◆ Problem description: Exactly the lines from the one containing "Read all visible content and emit it as JSON." through the final line of the listing are to be retyped, and nothing more.

◆ Recorded information:
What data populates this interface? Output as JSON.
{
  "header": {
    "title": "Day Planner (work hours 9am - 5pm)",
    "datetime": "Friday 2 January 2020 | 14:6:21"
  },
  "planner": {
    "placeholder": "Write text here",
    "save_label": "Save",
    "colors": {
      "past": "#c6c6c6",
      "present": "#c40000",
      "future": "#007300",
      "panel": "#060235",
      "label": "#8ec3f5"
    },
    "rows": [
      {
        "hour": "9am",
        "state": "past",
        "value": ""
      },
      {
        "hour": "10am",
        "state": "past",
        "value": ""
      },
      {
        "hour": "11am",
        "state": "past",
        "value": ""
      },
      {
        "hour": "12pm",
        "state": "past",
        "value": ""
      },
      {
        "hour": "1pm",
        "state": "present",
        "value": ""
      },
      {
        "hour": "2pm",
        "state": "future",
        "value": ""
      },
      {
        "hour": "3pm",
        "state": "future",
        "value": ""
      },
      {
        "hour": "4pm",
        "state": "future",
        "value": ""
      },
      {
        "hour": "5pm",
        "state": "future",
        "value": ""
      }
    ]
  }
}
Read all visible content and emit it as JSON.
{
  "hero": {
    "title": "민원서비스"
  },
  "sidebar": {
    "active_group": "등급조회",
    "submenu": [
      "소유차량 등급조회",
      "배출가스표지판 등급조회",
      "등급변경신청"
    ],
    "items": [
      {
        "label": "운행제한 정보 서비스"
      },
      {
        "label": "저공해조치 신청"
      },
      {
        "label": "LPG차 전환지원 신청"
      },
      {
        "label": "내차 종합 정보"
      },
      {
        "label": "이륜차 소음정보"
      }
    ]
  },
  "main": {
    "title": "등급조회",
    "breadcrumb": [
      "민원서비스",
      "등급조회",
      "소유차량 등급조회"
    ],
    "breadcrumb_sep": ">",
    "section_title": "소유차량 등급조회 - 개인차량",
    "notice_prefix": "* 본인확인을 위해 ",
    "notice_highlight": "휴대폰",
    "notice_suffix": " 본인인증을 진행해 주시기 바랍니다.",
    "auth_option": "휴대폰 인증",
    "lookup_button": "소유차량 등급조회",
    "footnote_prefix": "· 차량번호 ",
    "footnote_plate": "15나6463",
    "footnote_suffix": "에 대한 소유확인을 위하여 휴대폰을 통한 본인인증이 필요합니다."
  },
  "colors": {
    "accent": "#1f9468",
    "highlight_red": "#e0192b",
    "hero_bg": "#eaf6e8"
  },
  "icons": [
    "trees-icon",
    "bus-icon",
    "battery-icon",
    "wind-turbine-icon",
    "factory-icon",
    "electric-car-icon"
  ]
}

◆ Expected answer:
Read all visible content and emit it as JSON.
{
  "hero": {
    "title": "민원서비스"
  },
  "sidebar": {
    "active_group": "등급조회",
    "submenu": [
      "소유차량 등급조회",
      "배출가스표지판 등급조회",
      "등급변경신청"
    ],
    "items": [
      {
        "label": "운행제한 정보 서비스"
      },
      {
        "label": "저공해조치 신청"
      },
      {
        "label": "LPG차 전환지원 신청"
      },
      {
        "label": "내차 종합 정보"
      },
      {
        "label": "이륜차 소음정보"
      }
    ]
  },
  "main": {
    "title": "등급조회",
    "breadcrumb": [
      "민원서비스",
      "등급조회",
      "소유차량 등급조회"
    ],
    "breadcrumb_sep": ">",
    "section_title": "소유차량 등급조회 - 개인차량",
    "notice_prefix": "* 본인확인을 위해 ",
    "notice_highlight": "휴대폰",
    "notice_suffix": " 본인인증을 진행해 주시기 바랍니다.",
    "auth_option": "휴대폰 인증",
    "lookup_button": "소유차량 등급조회",
    "footnote_prefix": "· 차량번호 ",
    "footnote_plate": "15나6463",
    "footnote_suffix": "에 대한 소유확인을 위하여 휴대폰을 통한 본인인증이 필요합니다."
  },
  "colors": {
    "accent": "#1f9468",
    "highlight_red": "#e0192b",
    "hero_bg": "#eaf6e8"
  },
  "icons": [
    "trees-icon",
    "bus-icon",
    "battery-icon",
    "wind-turbine-icon",
    "factory-icon",
    "electric-car-icon"
  ]
}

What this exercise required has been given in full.